Interface dataset entries
-- Opening Marker --

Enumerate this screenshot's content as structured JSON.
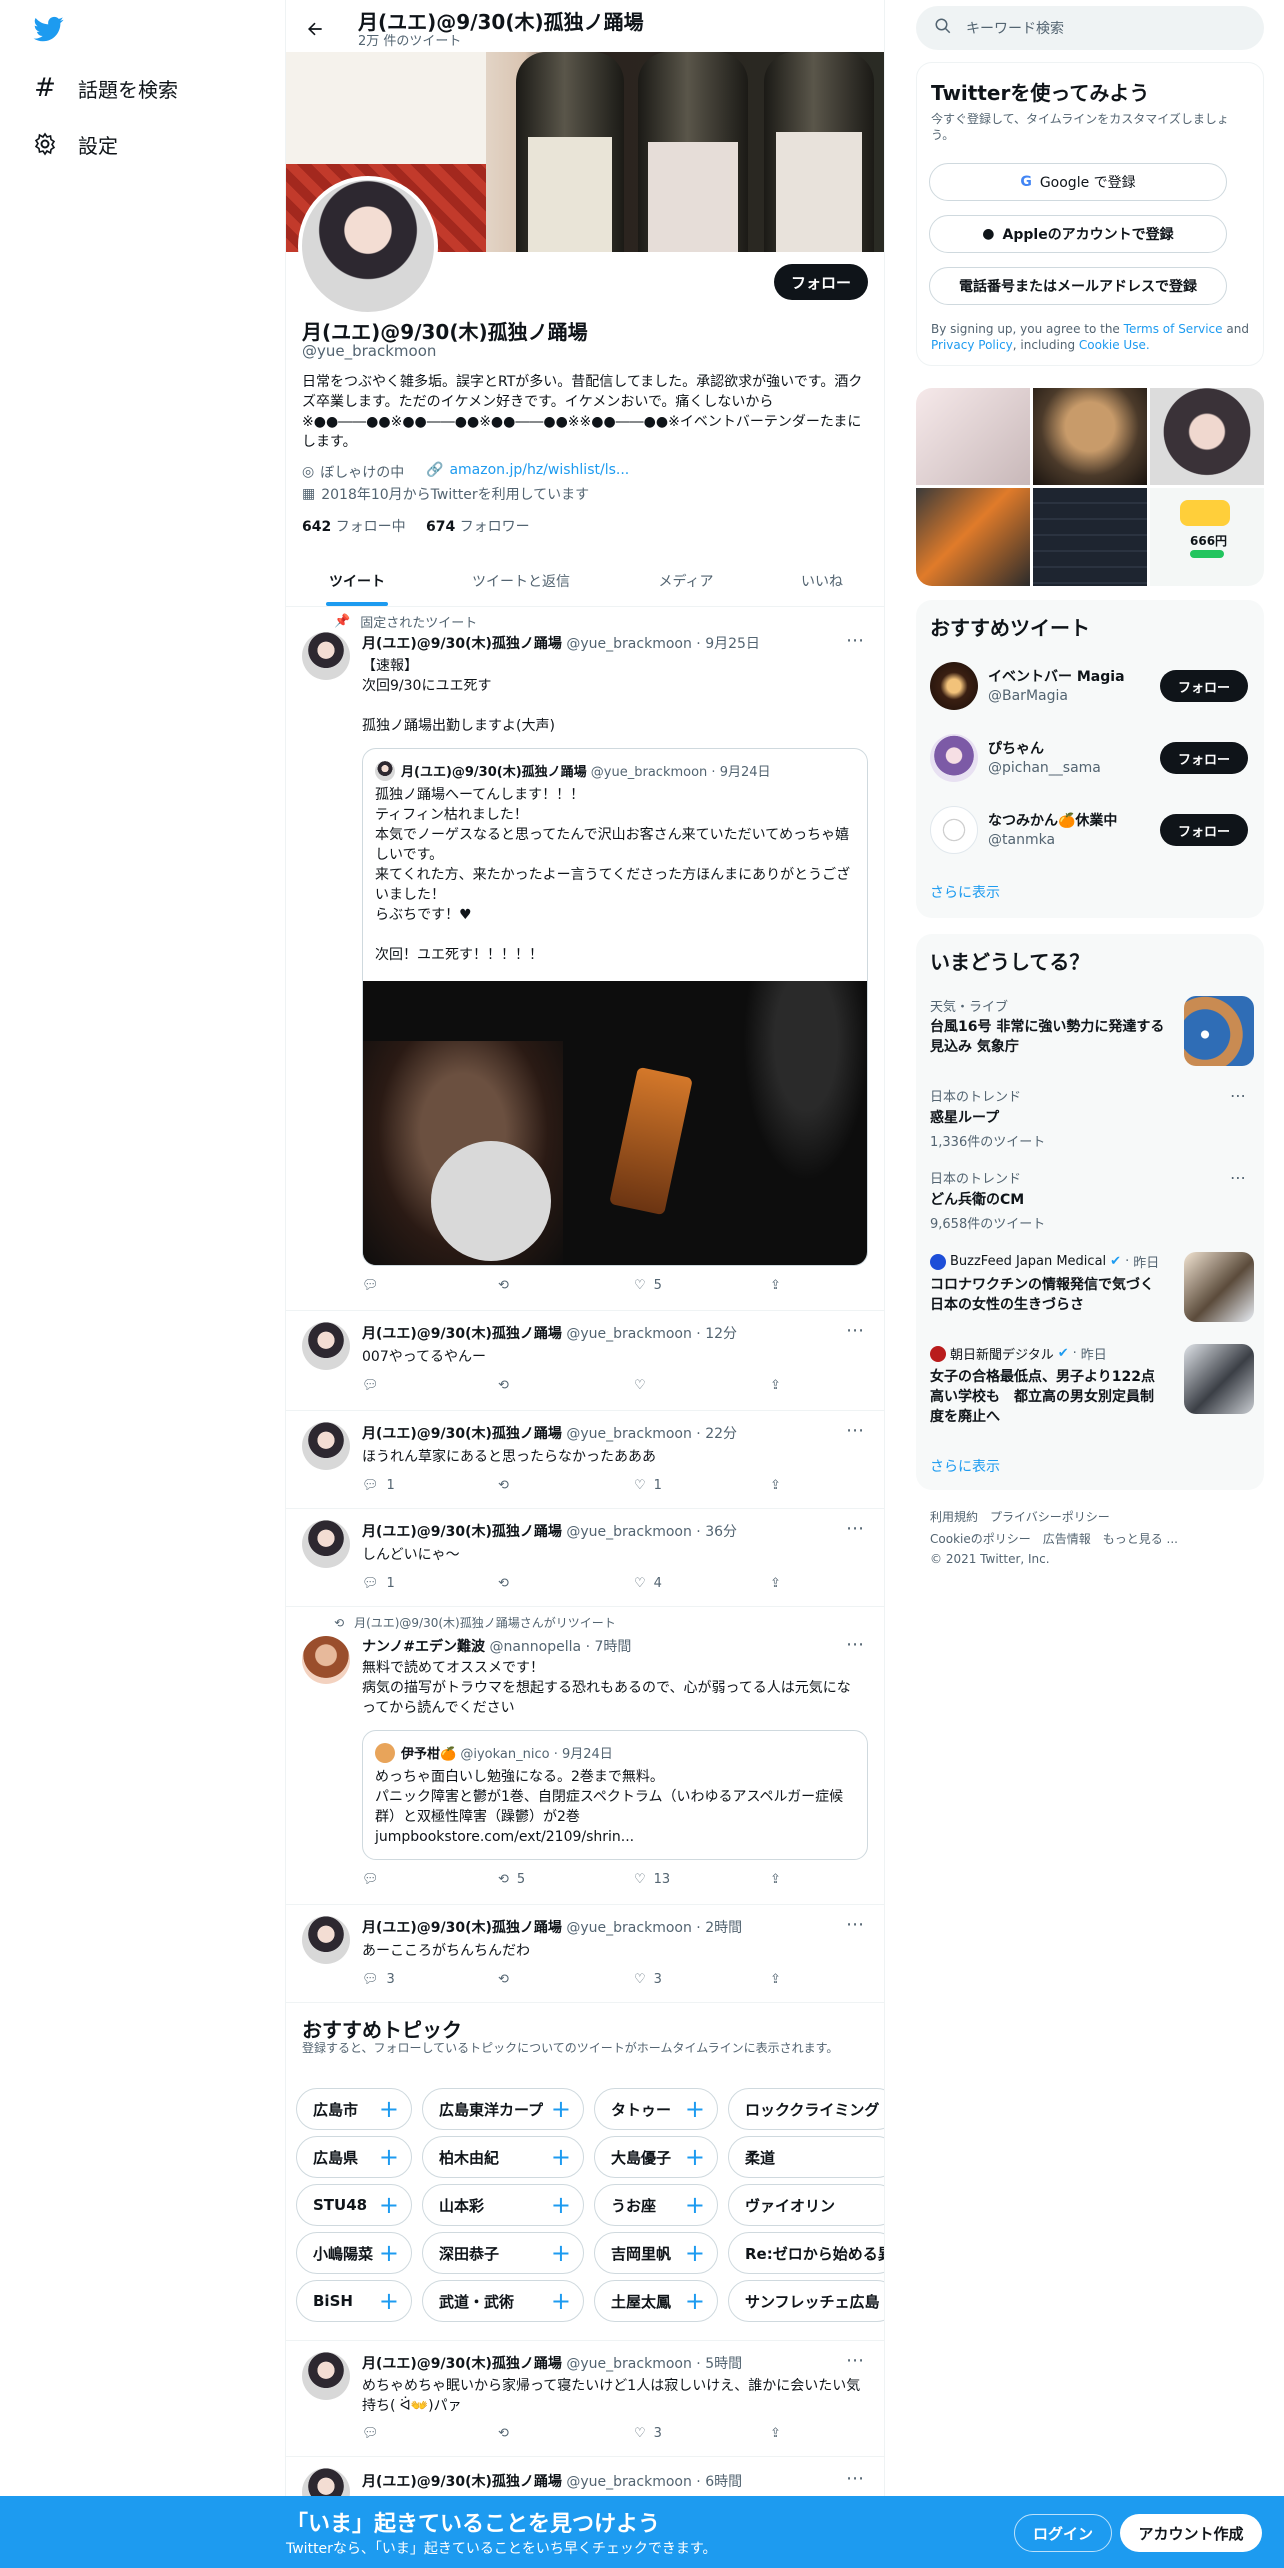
{
  "sidebar": {
    "items": [
      {
        "label": "話題を検索",
        "icon": "hashtag-icon"
      },
      {
        "label": "設定",
        "icon": "gear-icon"
      }
    ]
  },
  "profile": {
    "header_name": "月(ユエ)@9/30(木)孤独ノ踊場",
    "header_tweets": "2万 件のツイート",
    "name": "月(ユエ)@9/30(木)孤独ノ踊場",
    "handle": "@yue_brackmoon",
    "bio": "日常をつぶやく雑多垢。誤字とRTが多い。昔配信してました。承認欲求が強いです。酒クズ卒業します。ただのイケメン好きです。イケメンおいで。痛くしないから※●●――●●※●●――●●※●●――●●※※●●――●●※イベントバーテンダーたまにします。",
    "location": "ぼしゃけの中",
    "website": "amazon.jp/hz/wishlist/ls...",
    "joined": "2018年10月からTwitterを利用しています",
    "following_count": "642",
    "following_label": "フォロー中",
    "followers_count": "674",
    "followers_label": "フォロワー",
    "follow_button": "フォロー"
  },
  "tabs": [
    {
      "label": "ツイート",
      "active": true
    },
    {
      "label": "ツイートと返信",
      "active": false
    },
    {
      "label": "メディア",
      "active": false
    },
    {
      "label": "いいね",
      "active": false
    }
  ],
  "tweets": {
    "pinned_label": "固定されたツイート",
    "t1": {
      "name": "月(ユエ)@9/30(木)孤独ノ踊場",
      "handle": "@yue_brackmoon",
      "time": "9月25日",
      "text_1": "【速報】",
      "text_2": "次回9/30にユエ死す",
      "text_3": "孤独ノ踊場出勤しますよ(大声)",
      "likes": "5",
      "quote": {
        "name": "月(ユエ)@9/30(木)孤独ノ踊場",
        "handle": "@yue_brackmoon",
        "time": "9月24日",
        "line_1": "孤独ノ踊場へーてんします！！！",
        "line_2": "ティフィン枯れました！",
        "line_3": "本気でノーゲスなると思ってたんで沢山お客さん来ていただいてめっちゃ嬉しいです。",
        "line_4": "来てくれた方、来たかったよー言うてくださった方ほんまにありがとうございました！",
        "line_5": "らぶちです！♥",
        "line_6": "次回！ユエ死す！！！！！"
      }
    },
    "t2": {
      "name": "月(ユエ)@9/30(木)孤独ノ踊場",
      "handle": "@yue_brackmoon",
      "time": "12分",
      "text": "007やってるやんー"
    },
    "t3": {
      "name": "月(ユエ)@9/30(木)孤独ノ踊場",
      "handle": "@yue_brackmoon",
      "time": "22分",
      "text": "ほうれん草家にあると思ったらなかったあああ",
      "replies": "1",
      "likes": "1"
    },
    "t4": {
      "name": "月(ユエ)@9/30(木)孤独ノ踊場",
      "handle": "@yue_brackmoon",
      "time": "36分",
      "text": "しんどいにゃ〜",
      "replies": "1",
      "likes": "4"
    },
    "t5": {
      "retweet_label": "月(ユエ)@9/30(木)孤独ノ踊場さんがリツイート",
      "name": "ナンノ#エデン難波",
      "handle": "@nannopella",
      "time": "7時間",
      "text_1": "無料で読めてオススメです！",
      "text_2": "病気の描写がトラウマを想起する恐れもあるので、心が弱ってる人は元気になってから読んでください",
      "retweets": "5",
      "likes": "13",
      "quote": {
        "name": "伊予柑🍊",
        "handle": "@iyokan_nico",
        "time": "9月24日",
        "line_1": "めっちゃ面白いし勉強になる。2巻まで無料。",
        "line_2": "パニック障害と鬱が1巻、自閉症スペクトラム（いわゆるアスペルガー症候群）と双極性障害（躁鬱）が2巻",
        "line_3": "jumpbookstore.com/ext/2109/shrin..."
      }
    },
    "t6": {
      "name": "月(ユエ)@9/30(木)孤独ノ踊場",
      "handle": "@yue_brackmoon",
      "time": "2時間",
      "text": "あーこころがちんちんだわ",
      "replies": "3",
      "likes": "3"
    },
    "t7": {
      "name": "月(ユエ)@9/30(木)孤独ノ踊場",
      "handle": "@yue_brackmoon",
      "time": "5時間",
      "text": "めちゃめちゃ眠いから家帰って寝たいけど1人は寂しいけえ、誰かに会いたい気持ち( ᐛ👐)パァ",
      "likes": "3"
    },
    "t8": {
      "name": "月(ユエ)@9/30(木)孤独ノ踊場",
      "handle": "@yue_brackmoon",
      "time": "6時間"
    }
  },
  "topics": {
    "title": "おすすめトピック",
    "subtitle": "登録すると、フォローしているトピックについてのツイートがホームタイムラインに表示されます。",
    "rows": [
      [
        "広島市",
        "広島東洋カープ",
        "タトゥー",
        "ロッククライミング"
      ],
      [
        "広島県",
        "柏木由紀",
        "大島優子",
        "柔道"
      ],
      [
        "STU48",
        "山本彩",
        "うお座",
        "ヴァイオリン"
      ],
      [
        "小嶋陽菜",
        "深田恭子",
        "吉岡里帆",
        "Re:ゼロから始める異"
      ],
      [
        "BiSH",
        "武道・武術",
        "土屋太鳳",
        "サンフレッチェ広島"
      ]
    ]
  },
  "search": {
    "placeholder": "キーワード検索"
  },
  "signup": {
    "title": "Twitterを使ってみよう",
    "subtitle": "今すぐ登録して、タイムラインをカスタマイズしましょう。",
    "google": "Google で登録",
    "apple": "Appleのアカウントで登録",
    "phone": "電話番号またはメールアドレスで登録",
    "terms_1": "By signing up, you agree to the",
    "terms_link_1": "Terms of Service",
    "terms_2": "and",
    "terms_link_2": "Privacy Policy",
    "terms_3": ", including",
    "terms_link_3": "Cookie Use."
  },
  "media_grid": {
    "counter": "666円"
  },
  "recommended": {
    "title": "おすすめツイート",
    "users": [
      {
        "name": "イベントバー Magia",
        "handle": "@BarMagia",
        "button": "フォロー"
      },
      {
        "name": "ぴちゃん",
        "handle": "@pichan__sama",
        "button": "フォロー"
      },
      {
        "name": "なつみかん🍊休業中",
        "handle": "@tanmka",
        "button": "フォロー"
      }
    ],
    "more": "さらに表示"
  },
  "trends": {
    "title": "いまどうしてる？",
    "items": [
      {
        "category": "天気・ライブ",
        "title": "台風16号 非常に強い勢力に発達する見込み 気象庁"
      },
      {
        "category": "日本のトレンド",
        "title": "惑星ループ",
        "count": "1,336件のツイート"
      },
      {
        "category": "日本のトレンド",
        "title": "どん兵衛のCM",
        "count": "9,658件のツイート"
      },
      {
        "source": "BuzzFeed Japan Medical",
        "time": "昨日",
        "title": "コロナワクチンの情報発信で気づく日本の女性の生きづらさ"
      },
      {
        "source": "朝日新聞デジタル",
        "time": "昨日",
        "title": "女子の合格最低点、男子より122点高い学校も　都立高の男女別定員制度を廃止へ"
      }
    ],
    "more": "さらに表示"
  },
  "footer": {
    "links_1": "利用規約　プライバシーポリシー",
    "links_2": "Cookieのポリシー　広告情報　もっと見る ...",
    "copyright": "© 2021 Twitter, Inc."
  },
  "bottom_bar": {
    "title": "「いま」起きていることを見つけよう",
    "subtitle": "Twitterなら、「いま」起きていることをいち早くチェックできます。",
    "login": "ログイン",
    "signup": "アカウント作成"
  },
  "colors": {
    "twitter_blue": "#1d9bf0",
    "bottom_bar": "#1d9bf0"
  }
}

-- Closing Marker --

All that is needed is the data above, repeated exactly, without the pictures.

Enumerate this screenshot's content as structured JSON.
{
  "sidebar": {
    "items": [
      {
        "label": "話題を検索",
        "icon": "hashtag-icon"
      },
      {
        "label": "設定",
        "icon": "gear-icon"
      }
    ]
  },
  "profile": {
    "header_name": "月(ユエ)@9/30(木)孤独ノ踊場",
    "header_tweets": "2万 件のツイート",
    "name": "月(ユエ)@9/30(木)孤独ノ踊場",
    "handle": "@yue_brackmoon",
    "bio": "日常をつぶやく雑多垢。誤字とRTが多い。昔配信してました。承認欲求が強いです。酒クズ卒業します。ただのイケメン好きです。イケメンおいで。痛くしないから※●●――●●※●●――●●※●●――●●※※●●――●●※イベントバーテンダーたまにします。",
    "location": "ぼしゃけの中",
    "website": "amazon.jp/hz/wishlist/ls...",
    "joined": "2018年10月からTwitterを利用しています",
    "following_count": "642",
    "following_label": "フォロー中",
    "followers_count": "674",
    "followers_label": "フォロワー",
    "follow_button": "フォロー"
  },
  "tabs": [
    {
      "label": "ツイート",
      "active": true
    },
    {
      "label": "ツイートと返信",
      "active": false
    },
    {
      "label": "メディア",
      "active": false
    },
    {
      "label": "いいね",
      "active": false
    }
  ],
  "tweets": {
    "pinned_label": "固定されたツイート",
    "t1": {
      "name": "月(ユエ)@9/30(木)孤独ノ踊場",
      "handle": "@yue_brackmoon",
      "time": "9月25日",
      "text_1": "【速報】",
      "text_2": "次回9/30にユエ死す",
      "text_3": "孤独ノ踊場出勤しますよ(大声)",
      "likes": "5",
      "quote": {
        "name": "月(ユエ)@9/30(木)孤独ノ踊場",
        "handle": "@yue_brackmoon",
        "time": "9月24日",
        "line_1": "孤独ノ踊場へーてんします！！！",
        "line_2": "ティフィン枯れました！",
        "line_3": "本気でノーゲスなると思ってたんで沢山お客さん来ていただいてめっちゃ嬉しいです。",
        "line_4": "来てくれた方、来たかったよー言うてくださった方ほんまにありがとうございました！",
        "line_5": "らぶちです！♥",
        "line_6": "次回！ユエ死す！！！！！"
      }
    },
    "t2": {
      "name": "月(ユエ)@9/30(木)孤独ノ踊場",
      "handle": "@yue_brackmoon",
      "time": "12分",
      "text": "007やってるやんー"
    },
    "t3": {
      "name": "月(ユエ)@9/30(木)孤独ノ踊場",
      "handle": "@yue_brackmoon",
      "time": "22分",
      "text": "ほうれん草家にあると思ったらなかったあああ",
      "replies": "1",
      "likes": "1"
    },
    "t4": {
      "name": "月(ユエ)@9/30(木)孤独ノ踊場",
      "handle": "@yue_brackmoon",
      "time": "36分",
      "text": "しんどいにゃ〜",
      "replies": "1",
      "likes": "4"
    },
    "t5": {
      "retweet_label": "月(ユエ)@9/30(木)孤独ノ踊場さんがリツイート",
      "name": "ナンノ#エデン難波",
      "handle": "@nannopella",
      "time": "7時間",
      "text_1": "無料で読めてオススメです！",
      "text_2": "病気の描写がトラウマを想起する恐れもあるので、心が弱ってる人は元気になってから読んでください",
      "retweets": "5",
      "likes": "13",
      "quote": {
        "name": "伊予柑🍊",
        "handle": "@iyokan_nico",
        "time": "9月24日",
        "line_1": "めっちゃ面白いし勉強になる。2巻まで無料。",
        "line_2": "パニック障害と鬱が1巻、自閉症スペクトラム（いわゆるアスペルガー症候群）と双極性障害（躁鬱）が2巻",
        "line_3": "jumpbookstore.com/ext/2109/shrin..."
      }
    },
    "t6": {
      "name": "月(ユエ)@9/30(木)孤独ノ踊場",
      "handle": "@yue_brackmoon",
      "time": "2時間",
      "text": "あーこころがちんちんだわ",
      "replies": "3",
      "likes": "3"
    },
    "t7": {
      "name": "月(ユエ)@9/30(木)孤独ノ踊場",
      "handle": "@yue_brackmoon",
      "time": "5時間",
      "text": "めちゃめちゃ眠いから家帰って寝たいけど1人は寂しいけえ、誰かに会いたい気持ち( ᐛ👐)パァ",
      "likes": "3"
    },
    "t8": {
      "name": "月(ユエ)@9/30(木)孤独ノ踊場",
      "handle": "@yue_brackmoon",
      "time": "6時間"
    }
  },
  "topics": {
    "title": "おすすめトピック",
    "subtitle": "登録すると、フォローしているトピックについてのツイートがホームタイムラインに表示されます。",
    "rows": [
      [
        "広島市",
        "広島東洋カープ",
        "タトゥー",
        "ロッククライミング"
      ],
      [
        "広島県",
        "柏木由紀",
        "大島優子",
        "柔道"
      ],
      [
        "STU48",
        "山本彩",
        "うお座",
        "ヴァイオリン"
      ],
      [
        "小嶋陽菜",
        "深田恭子",
        "吉岡里帆",
        "Re:ゼロから始める異"
      ],
      [
        "BiSH",
        "武道・武術",
        "土屋太鳳",
        "サンフレッチェ広島"
      ]
    ]
  },
  "search": {
    "placeholder": "キーワード検索"
  },
  "signup": {
    "title": "Twitterを使ってみよう",
    "subtitle": "今すぐ登録して、タイムラインをカスタマイズしましょう。",
    "google": "Google で登録",
    "apple": "Appleのアカウントで登録",
    "phone": "電話番号またはメールアドレスで登録",
    "terms_1": "By signing up, you agree to the",
    "terms_link_1": "Terms of Service",
    "terms_2": "and",
    "terms_link_2": "Privacy Policy",
    "terms_3": ", including",
    "terms_link_3": "Cookie Use."
  },
  "media_grid": {
    "counter": "666円"
  },
  "recommended": {
    "title": "おすすめツイート",
    "users": [
      {
        "name": "イベントバー Magia",
        "handle": "@BarMagia",
        "button": "フォロー"
      },
      {
        "name": "ぴちゃん",
        "handle": "@pichan__sama",
        "button": "フォロー"
      },
      {
        "name": "なつみかん🍊休業中",
        "handle": "@tanmka",
        "button": "フォロー"
      }
    ],
    "more": "さらに表示"
  },
  "trends": {
    "title": "いまどうしてる？",
    "items": [
      {
        "category": "天気・ライブ",
        "title": "台風16号 非常に強い勢力に発達する見込み 気象庁"
      },
      {
        "category": "日本のトレンド",
        "title": "惑星ループ",
        "count": "1,336件のツイート"
      },
      {
        "category": "日本のトレンド",
        "title": "どん兵衛のCM",
        "count": "9,658件のツイート"
      },
      {
        "source": "BuzzFeed Japan Medical",
        "time": "昨日",
        "title": "コロナワクチンの情報発信で気づく日本の女性の生きづらさ"
      },
      {
        "source": "朝日新聞デジタル",
        "time": "昨日",
        "title": "女子の合格最低点、男子より122点高い学校も　都立高の男女別定員制度を廃止へ"
      }
    ],
    "more": "さらに表示"
  },
  "footer": {
    "links_1": "利用規約　プライバシーポリシー",
    "links_2": "Cookieのポリシー　広告情報　もっと見る ...",
    "copyright": "© 2021 Twitter, Inc."
  },
  "bottom_bar": {
    "title": "「いま」起きていることを見つけよう",
    "subtitle": "Twitterなら、「いま」起きていることをいち早くチェックできます。",
    "login": "ログイン",
    "signup": "アカウント作成"
  },
  "colors": {
    "twitter_blue": "#1d9bf0",
    "bottom_bar": "#1d9bf0"
  }
}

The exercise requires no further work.